    • The westbound bike lane, from east of Broadway to 24th Street has a two-foot buffer, to provide greater separation between people biking and vehicles, while retaining the on-street parking lane on the south side of the road
    • The eastbound and westbound bike lanes, between 9th Street and Folsom Avenue, has bike markings added to provide greater visibility
    • Vehicle travel lanes are 10 ft wide to help slow vehicle speeds

Lehigh Street

  • Pedestrian crossing and intersection safety improvements near Mesa Elementary
  • Installation of a paved multi-use path through Bear Creek Park connecting Lehigh and Bear Creek Elementary
  • Resurfacing of Lehigh/Greenbriar between Table Mesa and east of Galena/Redstone
  • Removal of the center turn lane between Table Mesa Drive and Cragmoor Road to add a buffer and provide more separation between bike lanes and vehicle travel lanes

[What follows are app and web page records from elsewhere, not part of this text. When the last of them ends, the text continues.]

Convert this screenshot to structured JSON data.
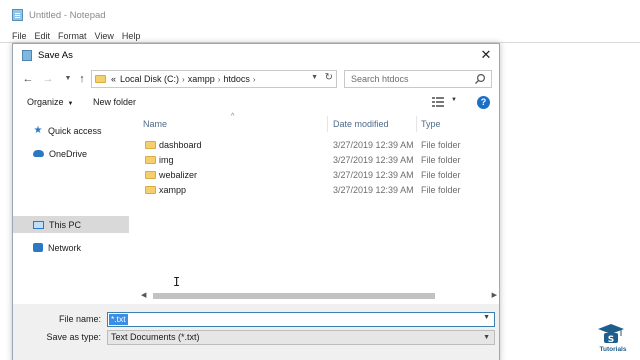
{
  "notepad": {
    "title": "Untitled - Notepad",
    "menu": [
      "File",
      "Edit",
      "Format",
      "View",
      "Help"
    ]
  },
  "dialog": {
    "title": "Save As",
    "address": {
      "prefix": "«",
      "segments": [
        "Local Disk (C:)",
        "xampp",
        "htdocs"
      ]
    },
    "search_placeholder": "Search htdocs",
    "toolbar": {
      "organize": "Organize",
      "new_folder": "New folder"
    },
    "nav": [
      {
        "label": "Quick access",
        "icon": "star-icon"
      },
      {
        "label": "OneDrive",
        "icon": "cloud-icon"
      },
      {
        "label": "This PC",
        "icon": "computer-icon",
        "selected": true
      },
      {
        "label": "Network",
        "icon": "network-icon"
      }
    ],
    "columns": {
      "name": "Name",
      "date": "Date modified",
      "type": "Type"
    },
    "files": [
      {
        "name": "dashboard",
        "date": "3/27/2019 12:39 AM",
        "type": "File folder"
      },
      {
        "name": "img",
        "date": "3/27/2019 12:39 AM",
        "type": "File folder"
      },
      {
        "name": "webalizer",
        "date": "3/27/2019 12:39 AM",
        "type": "File folder"
      },
      {
        "name": "xampp",
        "date": "3/27/2019 12:39 AM",
        "type": "File folder"
      }
    ],
    "file_name_label": "File name:",
    "file_name_value": "*.txt",
    "save_type_label": "Save as type:",
    "save_type_value": "Text Documents (*.txt)"
  },
  "watermark": {
    "text": "Tutorials"
  },
  "colors": {
    "accent": "#1c6fc6",
    "selection": "#3a8ee6",
    "folder": "#f3cf6e"
  }
}
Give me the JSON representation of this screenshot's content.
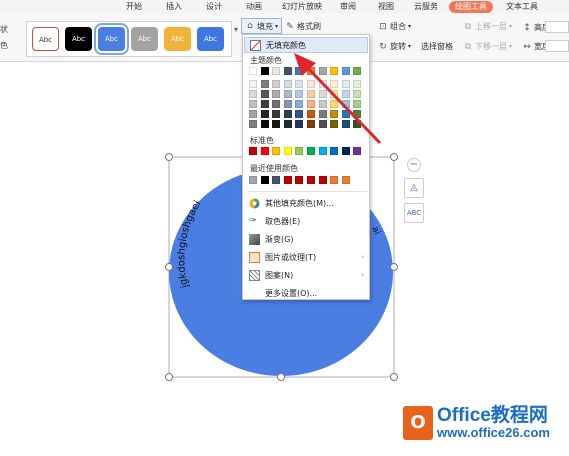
{
  "ribbon": {
    "tabs": [
      "开始",
      "插入",
      "设计",
      "动画",
      "幻灯片放映",
      "审阅",
      "视图",
      "云服务",
      "绘图工具",
      "文本工具"
    ],
    "active_tab": "绘图工具",
    "left_truncated": [
      "状",
      "色"
    ],
    "style_label": "Abc",
    "fill_label": "填充",
    "format_brush_label": "格式刷",
    "group_label": "组合",
    "rotate_label": "旋转",
    "selection_pane_label": "选择窗格",
    "bring_forward_label": "上移一层",
    "send_backward_label": "下移一层",
    "height_label": "高度:",
    "width_label": "宽度:"
  },
  "dropdown": {
    "no_fill": "无填充颜色",
    "theme_colors": "主题颜色",
    "standard_colors": "标准色",
    "recent_colors": "最近使用颜色",
    "other_fill": "其他填充颜色(M)...",
    "eyedropper": "取色器(E)",
    "gradient": "渐变(G)",
    "picture_texture": "图片或纹理(T)",
    "pattern": "图案(N)",
    "more_settings": "更多设置(O)..."
  },
  "shape": {
    "text_left": "jgkdoshgioshgaei",
    "text_right": "ai"
  },
  "watermark": {
    "logo_glyph": "O",
    "line1": "Office教程网",
    "line2": "www.office26.com"
  },
  "colors": {
    "accent": "#f17856",
    "shape_fill": "#4a7ee3",
    "arrow": "#e0262d"
  }
}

17th Street

  • Resurfacing of 17th Street from Pearl Street to Macky Drive
  • Two-stage left-turn queue boxes for making left turns onto Walnut Street from 17th Street, including “no right turn on red” signs for drivers
  • Green pavement markings to increase the visibility of bike paths on Canyon Boulevard and Arapahoe Avenue
  • A new bike lane segment southbound from Pearl Street to Walnut Street
  • Newly restriped bike lanes and crosswalks between Pearl Street and Macky Drive

Folsom Street (Valmont Avenue to Pine Street)

In December 2021, the city finished installation of:

  • A cast-in-place curb-separated bike lane treatment with plastic delineators for enhanced visibility of the curb separation for bicyclists and motorists.
  • Additional green conflict markings
  • Enhanced signing
  • Resurfacing and striping upgrades (completed over the summer)

This location was identified for a vertically separated bike facility due to its 30 mph speed limit and higher average daily traffic.

Baseline Road (Gregory Canyon to Broadway)

  • Installed a buffered bike lane at the eastbound approach of the intersection at Baseline and Broadway
  • Resurfacing on Baseline was completed in early October.

The buffered bike lane will help eastbound bicyclists position themselves in a dedicated area at the front of the intersection, increasing their visibility.

All three streets were identified for multimodal safety improvements in Boulder’s Low-Stress Walk and Bike Network Plan, which charts a course for enhancing existing facilities and filling in missing links in Boulder’s bicycle and pedestrian transportation network.

Pine Street (Folsom Street to 28th Street)

A new buffered bike lane was installed between Folsom and 28th streets. Along with the new bike lane, the speed limit on this stretch of Pine Street was lowered from 30 mph to 25 mph.

Table Mesa Drive (Vassar Drive to Broadway)

A number of bicycle safety improvements were made across the Table Mesa corridor, in addition to the pavement resurfacing work. These included adding and widening bike lanes and installing a painted "bike box" at Broadway to assist with safe turning movements.

Folsom Street (Iris Avenue to Valmont Road)​

The city installed green bike lane striping at intersections to improve visibility added a buffer between the existing drive lanes and bike lanes and reduced the speed limit from 30 mph to 25 mph.

Before and After Photos